“We think that by charging the fornix, we might be able augment memory circuits in the brain” says Strauss, whose study is funded by the Alzheimer Society of Ontario and the Firefly Foundation.
While scientists don’t completely understand the mechanism, 20 years of deep brain stimulation in those with Parkinson’s disease shows it helps control the shaking associated with the illness. It also shows promise as a treatment for those with severe depression.
“Now we are trying it with Alzheimer’s disease,” says Strauss. His study is part of a larger international project on deep brain stimulation led by Dr. Andres Lozano at Toronto’s University Health Network.
“it could have huge implications.”
Strauss will test brain function in 20 participants implanted with a pacemaker-like battery beneath the skin of their chest. Two attached wires running under the skin behind the ears will deliver electrical pulses directly to the fornix. The devices will stay in their brains for the rest of the lives.
Ten of the participants will have device turned on immediately. The other 10 will have it turned on after 12 months. Neither the participants nor the research team know whose device is live and whose isn’t.
Before the devices are implanted, Strauss will use functional MRI scans to measure brain activity during memory exercises in which participants are asked to remember a series of faces and names. After a full year of living with the implants, participants will return to Strauss for a second assessment.
Strauss says he should know in about a year whether activity in the brain’s memory circuits are enhanced for those with live devices.
“Depending on what we find, it could have huge implications, not only for those with Alzheimer’s disease, but also for understanding memory networks,” says Strauss.
spark award: $51,500
The neuromodulatory effect of deep brain stimulation of the fornix on memory networks in Alzheimer’s disease

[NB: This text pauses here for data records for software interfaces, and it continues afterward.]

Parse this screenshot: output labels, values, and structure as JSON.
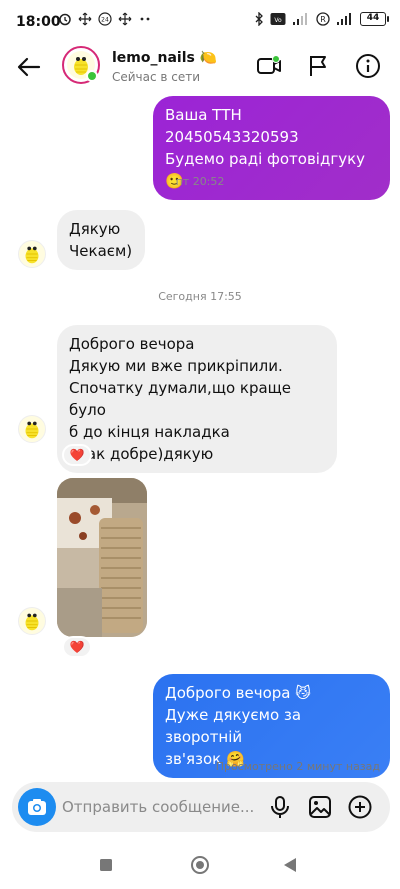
{
  "status_bar": {
    "time": "18:00",
    "network": "LTE",
    "battery": "44"
  },
  "header": {
    "username": "lemo_nails",
    "username_emoji": "🍋",
    "status": "Сейчас в сети",
    "icons": [
      "back-arrow-icon",
      "video-call-icon",
      "flag-icon",
      "info-icon"
    ]
  },
  "messages": [
    {
      "id": "m1",
      "direction": "outgoing",
      "text": "Ваша ТТН 20450543320593\nБудемо раді фотовідгуку 🙂"
    },
    {
      "id": "t1",
      "type": "timestamp",
      "text": "пт 20:52"
    },
    {
      "id": "m2",
      "direction": "incoming",
      "text": "Дякую\nЧекаєм)"
    },
    {
      "id": "t2",
      "type": "timestamp",
      "text": "Сегодня 17:55"
    },
    {
      "id": "m3",
      "direction": "incoming",
      "text": "Доброго вечора\nДякую ми вже прикріпили.\nСпочатку думали,що краще було\nб до кінця накладка\nІ так добре)дякую",
      "reaction": "❤️"
    },
    {
      "id": "m4",
      "direction": "incoming",
      "type": "photo",
      "reaction": "❤️"
    },
    {
      "id": "m5",
      "direction": "outgoing",
      "text": "Доброго вечора 😼\nДуже дякуємо за зворотній\nзв'язок 🤗"
    }
  ],
  "seen_text": "Просмотрено 2 минут назад",
  "composer": {
    "placeholder": "Отправить сообщение..."
  },
  "colors": {
    "outgoing_purple": "#9b24d6",
    "outgoing_blue": "#2b72f0",
    "incoming_bg": "#efefef",
    "camera_button": "#1d8cf0",
    "online": "#3bc43b"
  }
}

This study aims to explore the functional organization of memory related neural networks, and by doing so improve our understanding of how memories are encoded and how the process can be influenced by Deep Brain Stimulation (DBS) strategy in Alzheimer’s patients. Alzheimer’s disease is a progressive neurodegenerative disorder characterized by the gradual deterioration of affected individuals’ memory, intellect, and autonomy. A novel intervention consists of the implantation of Deep Brain Stimulation (DBS) electrodes of the fornix is currently taking place at the Toronto Western Hospital. The present study aims to evaluate the potential neuromodulatory effect of DBS stimulation of the fornix on memory performance in these patients and characterize the underlying neural changes. To accomplish this aim, patients will undergo a functional magnetic resonance imaging (fMRI) exam before and 12 months after the surgery. In each session the neural responses during an intentional formation of memories task will be tracked.